Ritko’s wife, Mary Ann, has a sister in the foundation and pushed for the patriotic quilt.
Titled “Starstruck,” it was made by a Florida woman, Terri Smith, this spring, he said.
Mikolaj, who grew up in Cambria City and was drafted to serve his country in 1942, said he was humbled by the gift.
He described his three years of infantry service in the European theater as “just doing what was needed to serve my country ... and come back home.”
“I remember my drill sergeant telling me, `Don’t do what I do. Do what I tell you,’ " he said. “That’s what I did. I did my duty and I followed orders.”
He recalled days meeting Patton face to face and the uneasy days leading up to the Battle of the Bulge.

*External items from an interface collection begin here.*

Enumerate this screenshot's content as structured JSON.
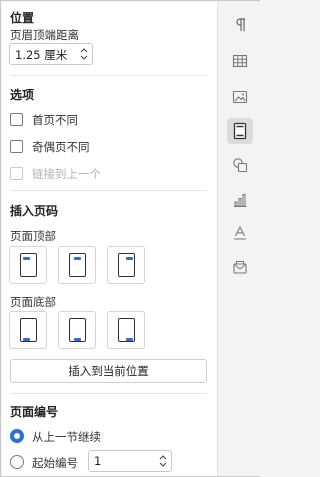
{
  "position": {
    "title": "位置",
    "header_distance_label": "页眉顶端距离",
    "header_distance_value": "1.25 厘米"
  },
  "options": {
    "title": "选项",
    "first_page_different": "首页不同",
    "odd_even_different": "奇偶页不同",
    "link_to_previous": "链接到上一个"
  },
  "insert": {
    "title": "插入页码",
    "top_label": "页面顶部",
    "bottom_label": "页面底部",
    "insert_button": "插入到当前位置"
  },
  "numbering": {
    "title": "页面编号",
    "continue_label": "从上一节继续",
    "start_label": "起始编号",
    "start_value": "1"
  },
  "rail": {
    "icons": [
      "paragraph-icon",
      "table-icon",
      "image-icon",
      "header-footer-icon",
      "shape-icon",
      "chart-icon",
      "text-effect-icon",
      "envelope-icon"
    ],
    "active": "header-footer-icon"
  },
  "colors": {
    "accent": "#2a6fd6"
  }
}
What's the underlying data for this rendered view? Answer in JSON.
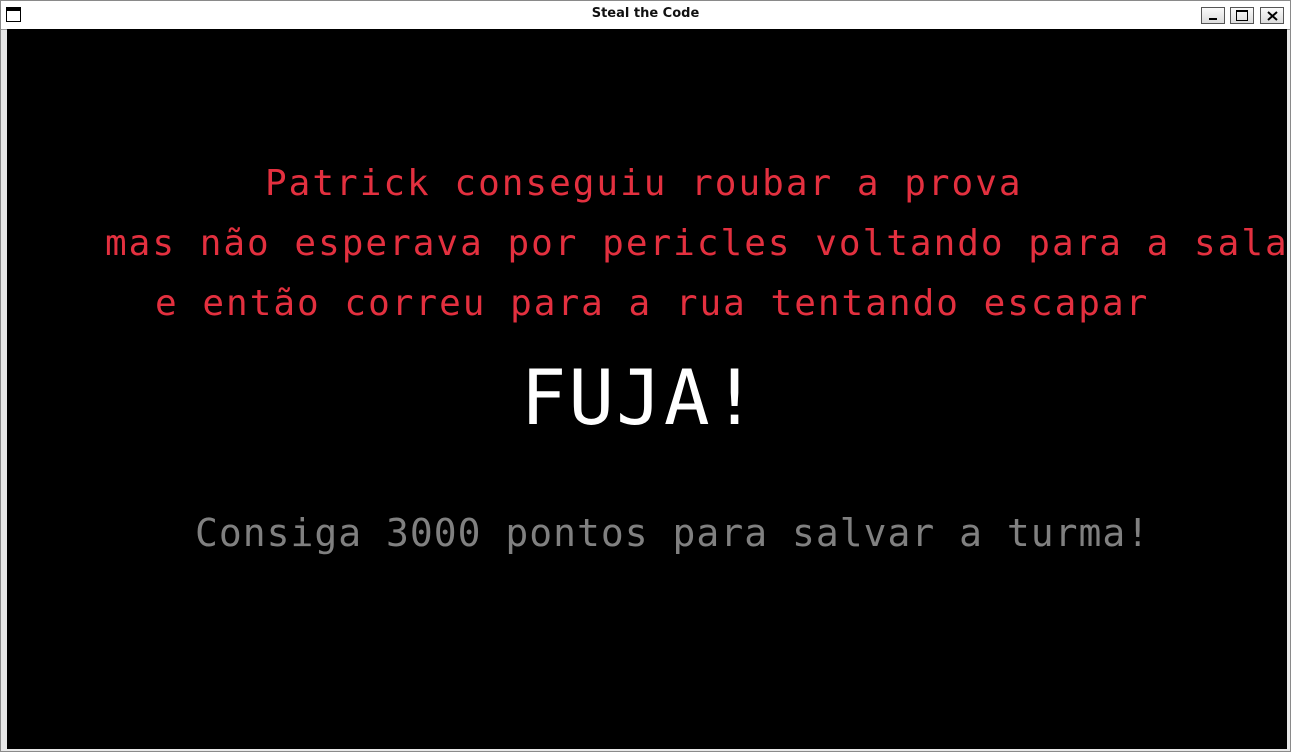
{
  "window": {
    "title": "Steal the Code"
  },
  "story": {
    "lines": [
      "Patrick conseguiu roubar a prova",
      "mas não esperava por pericles voltando para a sala",
      "e então correu para a rua tentando escapar"
    ],
    "headline": "FUJA!",
    "goal": "Consiga 3000 pontos para salvar a turma!"
  },
  "colors": {
    "story_text": "#e3303f",
    "headline_text": "#ffffff",
    "goal_text": "#808080",
    "background": "#000000"
  },
  "icons": {
    "system_menu": "window-menu-icon",
    "minimize": "minimize-icon",
    "maximize": "maximize-icon",
    "close": "close-icon"
  }
}
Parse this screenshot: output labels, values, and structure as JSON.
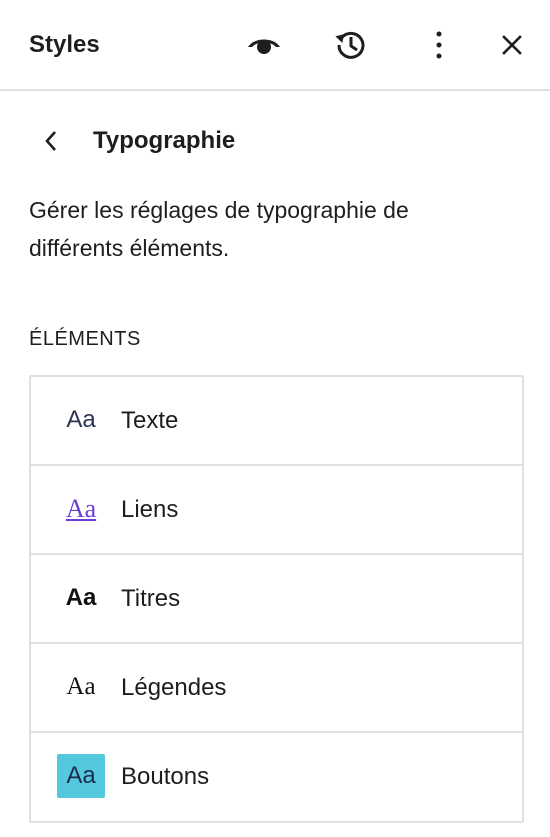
{
  "header": {
    "title": "Styles",
    "icons": {
      "preview": "eye-icon",
      "revisions": "history-icon",
      "more": "more-vertical-icon",
      "close": "close-icon"
    }
  },
  "nav": {
    "back_icon": "chevron-left-icon",
    "title": "Typographie"
  },
  "description": "Gérer les réglages de typographie de différents éléments.",
  "elements": {
    "heading": "Éléments",
    "items": [
      {
        "preview": "Aa",
        "label": "Texte"
      },
      {
        "preview": "Aa",
        "label": "Liens"
      },
      {
        "preview": "Aa",
        "label": "Titres"
      },
      {
        "preview": "Aa",
        "label": "Légendes"
      },
      {
        "preview": "Aa",
        "label": "Boutons"
      }
    ]
  },
  "colors": {
    "text": "#1e1e1e",
    "border": "#e0e0e0",
    "link_preview": "#6b3fd6",
    "button_preview_bg": "#54c9dd"
  }
}
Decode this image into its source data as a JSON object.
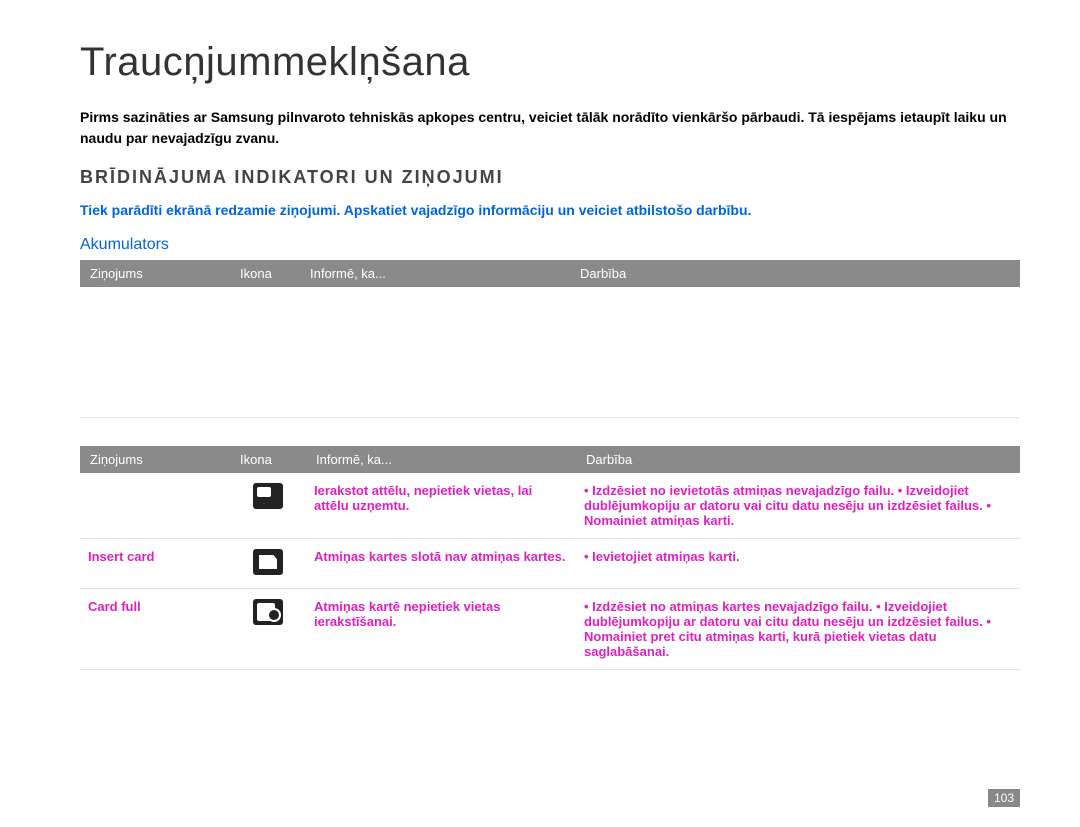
{
  "title": "Traucņjummeklņšana",
  "intro": "Pirms sazināties ar Samsung pilnvaroto tehniskās apkopes centru, veiciet tālāk norādīto vienkāršo pārbaudi. Tā iespējams ietaupīt laiku un naudu par nevajadzīgu zvanu.",
  "section_heading": "BRĪDINĀJUMA INDIKATORI UN ZIŅOJUMI",
  "note": "Tiek parādīti ekrānā redzamie ziņojumi. Apskatiet vajadzīgo informāciju un veiciet atbilstošo darbību.",
  "table_headers": {
    "col1": "Ziņojums",
    "col2": "Ikona",
    "col3": "Informē, ka...",
    "col4": "Darbība"
  },
  "subsection1": "Akumulators",
  "subsection2_rows": [
    {
      "icon": "sd",
      "info": "Ierakstot attēlu, nepietiek vietas, lai attēlu uzņemtu.",
      "action": "• Izdzēsiet no ievietotās atmiņas nevajadzīgo failu. • Izveidojiet dublējumkopiju ar datoru vai citu datu nesēju un izdzēsiet failus. • Nomainiet atmiņas karti."
    },
    {
      "msg": "Insert card",
      "icon": "insert",
      "info": "Atmiņas kartes slotā nav atmiņas kartes.",
      "action": "• Ievietojiet atmiņas karti."
    },
    {
      "msg": "Card full",
      "icon": "full",
      "info": "Atmiņas kartē nepietiek vietas ierakstīšanai.",
      "action": "• Izdzēsiet no atmiņas kartes nevajadzīgo failu. • Izveidojiet dublējumkopiju ar datoru vai citu datu nesēju un izdzēsiet failus. • Nomainiet pret citu atmiņas karti, kurā pietiek vietas datu saglabāšanai."
    }
  ],
  "page_number": "103"
}
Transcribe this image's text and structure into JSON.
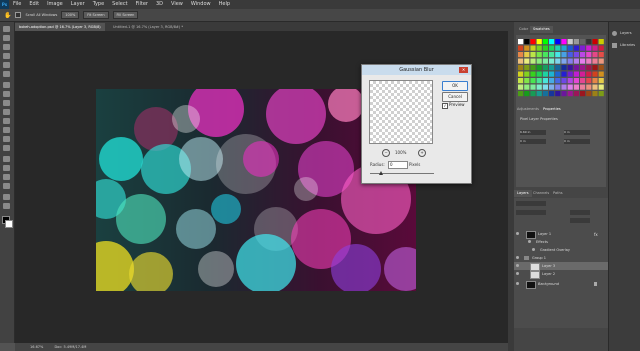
{
  "app": {
    "logo": "Ps"
  },
  "menu": [
    "File",
    "Edit",
    "Image",
    "Layer",
    "Type",
    "Select",
    "Filter",
    "3D",
    "View",
    "Window",
    "Help"
  ],
  "options_bar": {
    "scroll_all_windows": "Scroll All Windows",
    "zoom": "100%",
    "fit_screen": "Fit Screen",
    "fill_screen": "Fill Screen"
  },
  "document_tabs": [
    {
      "label": "bokeh-adoption.psd @ 16.7% (Layer 3, RGB/8) *",
      "active": true
    },
    {
      "label": "Untitled-1 @ 16.7% (Layer 3, RGB/8#) *",
      "active": false
    }
  ],
  "status_bar": {
    "zoom": "16.67%",
    "doc_size": "Doc: 5.49M/17.4M"
  },
  "panels": {
    "top_tabs": [
      "Color",
      "Swatches"
    ],
    "mid_tabs": [
      "Adjustments",
      "Properties"
    ],
    "properties_title": "Pixel Layer Properties",
    "properties_fields": [
      "6.69 in",
      "0 in",
      "0 in",
      "0 in"
    ],
    "layers_tabs": [
      "Layers",
      "Channels",
      "Paths"
    ],
    "layers": [
      {
        "name": "Layer 1",
        "thumb": "#111"
      },
      {
        "name": "Effects",
        "thumb": ""
      },
      {
        "name": "Gradient Overlay",
        "thumb": ""
      },
      {
        "name": "Group 1",
        "thumb": ""
      },
      {
        "name": "Layer 3",
        "thumb": "#ddd"
      },
      {
        "name": "Layer 2",
        "thumb": "#ddd"
      },
      {
        "name": "Background",
        "thumb": "#111"
      }
    ],
    "right_column": [
      "Layers",
      "Libraries"
    ]
  },
  "dialog": {
    "title": "Gaussian Blur",
    "ok": "OK",
    "cancel": "Cancel",
    "preview_label": "Preview",
    "preview_checked": true,
    "zoom": "100%",
    "radius_label": "Radius:",
    "radius_value": "0",
    "radius_unit": "Pixels"
  },
  "colors": {
    "bokeh": [
      "#e832c0",
      "#20d8d0",
      "#f0e020",
      "#9040e0",
      "#ffffff"
    ]
  }
}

He remembered Patton as a no-nonsense “gung-ho” leader.
“It was war. Sometimes you took it on the chin and you did your job,” he said, crediting Patton for leading troops to victory.
The Bulge was the worst of times, he said. He recalled risking capture to pass information near German lines to an Army colonel – and weeks of “zigzagging” north, south, east and west to combat German offensives near the Rhine.
The battle lasted nearly a month and claimed more than 20,000 allied soldiers.
“We had to look out from every direction. We were on the fly,” he said.
Mikolaj remained in Europe until December 1945 _ months after Berlin fell and the Nazi’s surrendered.
He returned to Johnstown, where he found work as an electrical foreman for Bethlehem Steel, met his wife, Julia, and raised a family, Barry Ritko said.
“Family means everything to me,” Mikolaj said, surrounded by dozens of family members inside his greatnephew’s Westmont home. “I’m honored they did this for me.”